> [What you have to do]:
From the entries below, list each line with "Entregue".

> [Dataset content]:
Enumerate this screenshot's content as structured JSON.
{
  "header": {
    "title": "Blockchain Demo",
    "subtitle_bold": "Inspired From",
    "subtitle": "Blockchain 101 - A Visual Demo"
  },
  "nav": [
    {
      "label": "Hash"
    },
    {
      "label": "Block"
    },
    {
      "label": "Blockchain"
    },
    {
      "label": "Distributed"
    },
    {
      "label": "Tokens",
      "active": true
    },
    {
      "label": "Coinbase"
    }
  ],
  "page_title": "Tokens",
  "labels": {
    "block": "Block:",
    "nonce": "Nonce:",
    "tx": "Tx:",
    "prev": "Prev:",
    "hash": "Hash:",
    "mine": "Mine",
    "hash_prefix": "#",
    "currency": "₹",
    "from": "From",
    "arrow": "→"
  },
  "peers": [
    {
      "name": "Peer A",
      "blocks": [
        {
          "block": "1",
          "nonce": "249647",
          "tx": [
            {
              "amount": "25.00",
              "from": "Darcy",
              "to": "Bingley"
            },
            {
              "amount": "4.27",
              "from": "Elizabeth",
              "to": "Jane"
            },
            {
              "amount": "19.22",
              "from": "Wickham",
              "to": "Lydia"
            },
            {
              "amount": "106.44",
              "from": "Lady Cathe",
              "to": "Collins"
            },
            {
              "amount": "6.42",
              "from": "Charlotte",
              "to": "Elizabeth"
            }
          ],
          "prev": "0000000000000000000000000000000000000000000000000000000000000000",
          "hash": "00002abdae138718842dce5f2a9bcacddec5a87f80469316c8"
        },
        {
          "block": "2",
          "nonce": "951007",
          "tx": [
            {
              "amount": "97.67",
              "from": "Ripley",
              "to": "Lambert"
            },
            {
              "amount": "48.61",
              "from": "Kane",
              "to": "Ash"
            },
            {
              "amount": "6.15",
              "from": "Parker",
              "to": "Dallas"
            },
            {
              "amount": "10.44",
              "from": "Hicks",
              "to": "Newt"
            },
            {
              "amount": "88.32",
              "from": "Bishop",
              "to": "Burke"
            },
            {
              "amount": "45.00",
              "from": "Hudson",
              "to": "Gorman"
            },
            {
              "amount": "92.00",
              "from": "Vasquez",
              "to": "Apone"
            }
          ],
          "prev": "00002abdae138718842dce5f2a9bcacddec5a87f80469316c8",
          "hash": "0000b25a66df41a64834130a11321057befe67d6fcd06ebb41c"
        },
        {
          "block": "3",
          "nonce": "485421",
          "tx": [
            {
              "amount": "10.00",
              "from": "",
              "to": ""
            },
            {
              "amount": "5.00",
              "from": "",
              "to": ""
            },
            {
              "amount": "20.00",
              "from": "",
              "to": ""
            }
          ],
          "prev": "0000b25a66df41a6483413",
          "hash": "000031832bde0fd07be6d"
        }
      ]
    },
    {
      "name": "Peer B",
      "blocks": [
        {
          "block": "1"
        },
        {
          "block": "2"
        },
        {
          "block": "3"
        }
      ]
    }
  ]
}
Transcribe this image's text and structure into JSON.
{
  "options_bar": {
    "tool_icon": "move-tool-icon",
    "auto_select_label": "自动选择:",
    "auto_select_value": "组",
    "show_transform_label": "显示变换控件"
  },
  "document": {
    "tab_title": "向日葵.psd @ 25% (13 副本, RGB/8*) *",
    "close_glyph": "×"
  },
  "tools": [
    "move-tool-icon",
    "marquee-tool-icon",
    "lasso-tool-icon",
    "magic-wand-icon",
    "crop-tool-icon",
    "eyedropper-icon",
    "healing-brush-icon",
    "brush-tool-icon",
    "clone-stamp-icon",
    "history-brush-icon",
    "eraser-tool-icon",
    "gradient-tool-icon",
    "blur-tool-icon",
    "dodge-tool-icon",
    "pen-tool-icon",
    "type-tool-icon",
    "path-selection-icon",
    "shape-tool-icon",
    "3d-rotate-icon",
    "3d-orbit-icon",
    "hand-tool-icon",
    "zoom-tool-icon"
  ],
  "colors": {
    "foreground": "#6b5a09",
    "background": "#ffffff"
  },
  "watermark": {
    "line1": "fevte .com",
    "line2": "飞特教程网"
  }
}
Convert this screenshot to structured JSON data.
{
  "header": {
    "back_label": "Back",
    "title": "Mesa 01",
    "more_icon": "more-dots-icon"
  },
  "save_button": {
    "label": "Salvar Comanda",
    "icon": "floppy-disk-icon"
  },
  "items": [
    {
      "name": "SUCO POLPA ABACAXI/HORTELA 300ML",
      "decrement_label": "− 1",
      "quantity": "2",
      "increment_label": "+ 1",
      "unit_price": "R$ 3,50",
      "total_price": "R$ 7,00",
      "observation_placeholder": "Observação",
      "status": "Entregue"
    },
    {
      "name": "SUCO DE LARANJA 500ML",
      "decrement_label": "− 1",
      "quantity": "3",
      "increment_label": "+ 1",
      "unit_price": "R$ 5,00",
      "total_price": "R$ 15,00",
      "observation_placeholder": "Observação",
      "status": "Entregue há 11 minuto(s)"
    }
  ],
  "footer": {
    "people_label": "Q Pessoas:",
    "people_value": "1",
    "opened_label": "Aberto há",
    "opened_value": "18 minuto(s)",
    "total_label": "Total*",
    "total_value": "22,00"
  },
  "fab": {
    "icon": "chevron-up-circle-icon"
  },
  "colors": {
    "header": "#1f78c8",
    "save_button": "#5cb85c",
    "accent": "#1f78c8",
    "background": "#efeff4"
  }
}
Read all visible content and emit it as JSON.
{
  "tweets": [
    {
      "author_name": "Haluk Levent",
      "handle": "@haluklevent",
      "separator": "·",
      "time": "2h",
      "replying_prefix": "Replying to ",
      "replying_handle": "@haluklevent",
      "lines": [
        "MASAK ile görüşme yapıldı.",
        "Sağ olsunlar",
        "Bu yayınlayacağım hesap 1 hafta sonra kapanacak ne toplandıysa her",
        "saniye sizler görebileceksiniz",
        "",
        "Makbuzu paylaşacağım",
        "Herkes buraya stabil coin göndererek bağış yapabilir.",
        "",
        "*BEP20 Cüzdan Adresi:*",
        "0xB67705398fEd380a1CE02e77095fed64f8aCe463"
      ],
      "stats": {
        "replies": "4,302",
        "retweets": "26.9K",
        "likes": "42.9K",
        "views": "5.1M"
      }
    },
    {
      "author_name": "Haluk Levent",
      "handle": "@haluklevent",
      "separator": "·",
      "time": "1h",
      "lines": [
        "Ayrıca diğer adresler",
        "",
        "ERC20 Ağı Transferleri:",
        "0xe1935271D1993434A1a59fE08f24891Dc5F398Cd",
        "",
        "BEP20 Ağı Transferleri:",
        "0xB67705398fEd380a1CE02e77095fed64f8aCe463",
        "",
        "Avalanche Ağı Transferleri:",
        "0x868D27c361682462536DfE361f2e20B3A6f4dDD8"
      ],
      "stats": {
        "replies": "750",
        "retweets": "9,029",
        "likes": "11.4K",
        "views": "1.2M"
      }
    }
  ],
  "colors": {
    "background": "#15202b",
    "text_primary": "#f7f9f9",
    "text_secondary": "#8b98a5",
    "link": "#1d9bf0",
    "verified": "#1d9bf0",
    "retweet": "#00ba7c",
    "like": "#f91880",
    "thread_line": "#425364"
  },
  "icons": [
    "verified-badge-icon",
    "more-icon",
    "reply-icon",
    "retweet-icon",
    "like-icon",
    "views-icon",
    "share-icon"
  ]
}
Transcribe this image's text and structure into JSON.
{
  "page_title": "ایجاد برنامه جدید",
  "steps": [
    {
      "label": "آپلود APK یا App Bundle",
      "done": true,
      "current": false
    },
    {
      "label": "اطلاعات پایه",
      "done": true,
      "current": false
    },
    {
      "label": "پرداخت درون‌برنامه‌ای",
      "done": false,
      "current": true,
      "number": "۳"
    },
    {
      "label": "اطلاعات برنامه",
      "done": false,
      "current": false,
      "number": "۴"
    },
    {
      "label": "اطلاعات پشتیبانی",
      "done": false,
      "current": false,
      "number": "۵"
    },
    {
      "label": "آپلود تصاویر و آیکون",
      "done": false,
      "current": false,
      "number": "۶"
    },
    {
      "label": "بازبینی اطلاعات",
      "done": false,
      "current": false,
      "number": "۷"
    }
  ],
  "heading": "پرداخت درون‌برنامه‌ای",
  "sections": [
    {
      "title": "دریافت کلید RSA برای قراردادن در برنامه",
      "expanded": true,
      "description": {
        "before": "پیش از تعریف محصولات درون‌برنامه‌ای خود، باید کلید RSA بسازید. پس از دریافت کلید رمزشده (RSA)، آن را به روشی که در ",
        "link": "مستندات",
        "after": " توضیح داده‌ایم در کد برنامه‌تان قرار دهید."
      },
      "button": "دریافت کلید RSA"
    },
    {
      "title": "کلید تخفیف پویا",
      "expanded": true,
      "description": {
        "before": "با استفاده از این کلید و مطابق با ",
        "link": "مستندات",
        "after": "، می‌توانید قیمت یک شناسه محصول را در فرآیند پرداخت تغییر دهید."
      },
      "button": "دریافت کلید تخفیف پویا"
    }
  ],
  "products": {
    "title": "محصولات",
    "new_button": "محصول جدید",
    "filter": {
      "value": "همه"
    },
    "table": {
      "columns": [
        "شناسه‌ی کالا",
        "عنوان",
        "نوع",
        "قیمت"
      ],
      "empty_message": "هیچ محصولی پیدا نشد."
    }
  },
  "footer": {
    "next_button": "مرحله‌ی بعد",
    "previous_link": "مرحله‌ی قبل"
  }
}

> [Your solution]:
      "status": "Entregue"
      "status": "Entregue há 11 minuto(s)"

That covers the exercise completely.